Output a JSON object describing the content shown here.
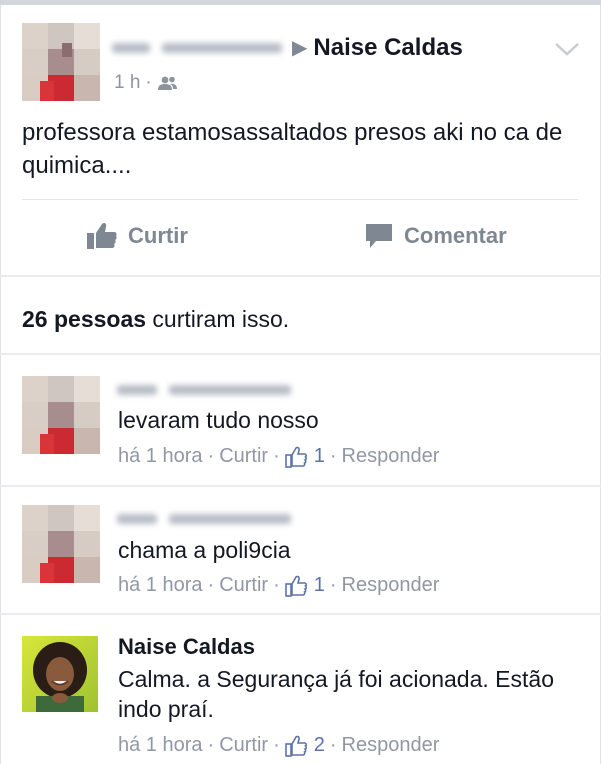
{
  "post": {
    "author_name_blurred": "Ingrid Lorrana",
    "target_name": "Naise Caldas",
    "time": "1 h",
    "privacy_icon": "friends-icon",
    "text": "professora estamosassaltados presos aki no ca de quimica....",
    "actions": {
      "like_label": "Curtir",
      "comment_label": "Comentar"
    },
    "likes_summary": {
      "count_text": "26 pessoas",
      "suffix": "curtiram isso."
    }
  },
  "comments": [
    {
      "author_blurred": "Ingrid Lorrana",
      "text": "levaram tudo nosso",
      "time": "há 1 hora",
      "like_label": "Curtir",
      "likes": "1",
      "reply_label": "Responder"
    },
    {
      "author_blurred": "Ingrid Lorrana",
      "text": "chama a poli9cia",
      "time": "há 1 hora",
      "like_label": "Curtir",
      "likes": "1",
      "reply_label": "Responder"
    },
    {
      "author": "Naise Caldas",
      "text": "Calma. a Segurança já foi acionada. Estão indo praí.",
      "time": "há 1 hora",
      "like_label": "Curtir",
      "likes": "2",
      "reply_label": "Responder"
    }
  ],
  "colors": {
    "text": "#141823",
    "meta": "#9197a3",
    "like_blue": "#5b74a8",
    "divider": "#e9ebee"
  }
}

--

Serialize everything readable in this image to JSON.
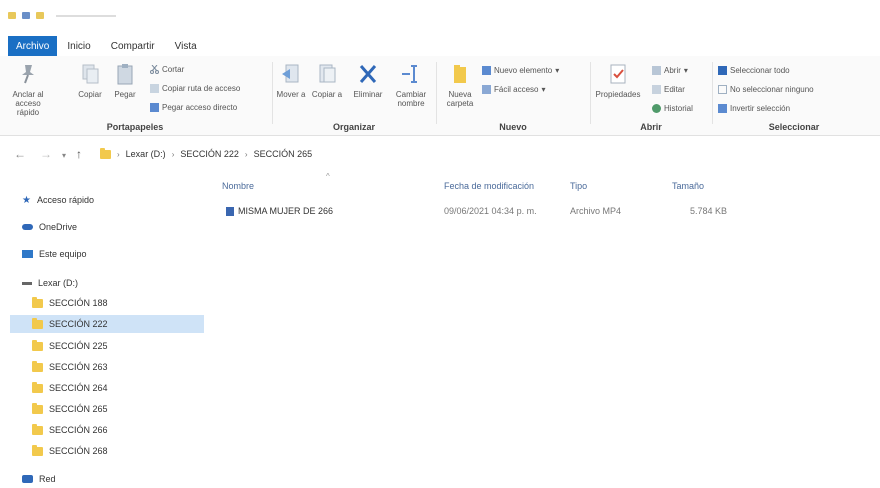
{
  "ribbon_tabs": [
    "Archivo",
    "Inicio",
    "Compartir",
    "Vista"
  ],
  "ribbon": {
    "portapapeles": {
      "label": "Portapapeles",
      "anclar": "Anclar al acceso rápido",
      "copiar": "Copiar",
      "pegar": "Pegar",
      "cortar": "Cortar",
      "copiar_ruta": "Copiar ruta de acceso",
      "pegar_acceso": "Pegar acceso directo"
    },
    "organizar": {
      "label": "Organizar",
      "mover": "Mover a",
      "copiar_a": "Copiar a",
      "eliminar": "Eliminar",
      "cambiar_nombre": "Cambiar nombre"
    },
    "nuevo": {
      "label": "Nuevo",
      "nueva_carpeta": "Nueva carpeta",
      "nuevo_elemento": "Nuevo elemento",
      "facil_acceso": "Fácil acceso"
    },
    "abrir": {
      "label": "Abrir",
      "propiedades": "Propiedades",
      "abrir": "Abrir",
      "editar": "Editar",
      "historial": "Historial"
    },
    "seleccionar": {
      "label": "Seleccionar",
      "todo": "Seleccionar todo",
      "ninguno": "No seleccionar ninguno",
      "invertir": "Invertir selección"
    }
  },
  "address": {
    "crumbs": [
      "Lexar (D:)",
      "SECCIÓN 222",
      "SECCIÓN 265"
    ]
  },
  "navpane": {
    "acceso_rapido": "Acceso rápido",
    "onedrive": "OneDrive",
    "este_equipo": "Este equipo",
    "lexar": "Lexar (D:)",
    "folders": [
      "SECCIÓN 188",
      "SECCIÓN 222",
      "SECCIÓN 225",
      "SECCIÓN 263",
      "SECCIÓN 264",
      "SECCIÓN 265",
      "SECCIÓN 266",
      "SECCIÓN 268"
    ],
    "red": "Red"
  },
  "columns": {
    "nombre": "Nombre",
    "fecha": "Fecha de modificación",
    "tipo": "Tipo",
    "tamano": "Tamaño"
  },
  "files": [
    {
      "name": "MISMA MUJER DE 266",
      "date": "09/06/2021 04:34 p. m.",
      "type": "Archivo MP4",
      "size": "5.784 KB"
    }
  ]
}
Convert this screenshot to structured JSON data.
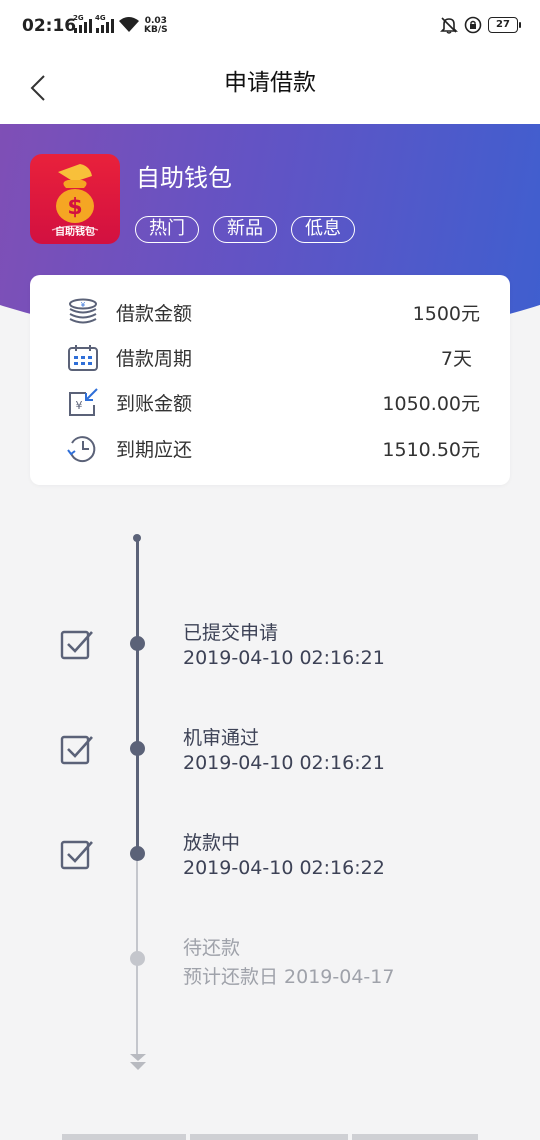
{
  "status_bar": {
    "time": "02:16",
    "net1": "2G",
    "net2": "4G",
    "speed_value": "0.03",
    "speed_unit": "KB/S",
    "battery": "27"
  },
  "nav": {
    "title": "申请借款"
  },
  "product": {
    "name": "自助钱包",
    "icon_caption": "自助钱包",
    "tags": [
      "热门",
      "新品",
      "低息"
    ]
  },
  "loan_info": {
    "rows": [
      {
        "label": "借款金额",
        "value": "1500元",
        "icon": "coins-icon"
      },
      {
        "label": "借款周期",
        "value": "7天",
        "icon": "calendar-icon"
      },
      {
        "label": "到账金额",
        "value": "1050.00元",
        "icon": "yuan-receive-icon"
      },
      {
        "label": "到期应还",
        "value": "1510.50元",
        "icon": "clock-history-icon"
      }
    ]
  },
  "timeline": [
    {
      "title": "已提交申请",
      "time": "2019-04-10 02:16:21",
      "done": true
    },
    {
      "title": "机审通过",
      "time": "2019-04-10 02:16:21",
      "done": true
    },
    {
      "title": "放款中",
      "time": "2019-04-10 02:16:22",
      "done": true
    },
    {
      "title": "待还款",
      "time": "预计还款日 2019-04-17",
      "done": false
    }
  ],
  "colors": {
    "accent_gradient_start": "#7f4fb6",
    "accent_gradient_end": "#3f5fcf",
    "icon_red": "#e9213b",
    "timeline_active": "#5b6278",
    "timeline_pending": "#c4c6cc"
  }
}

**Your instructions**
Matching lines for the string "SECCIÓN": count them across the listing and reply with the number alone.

**Answer to this exercise**
10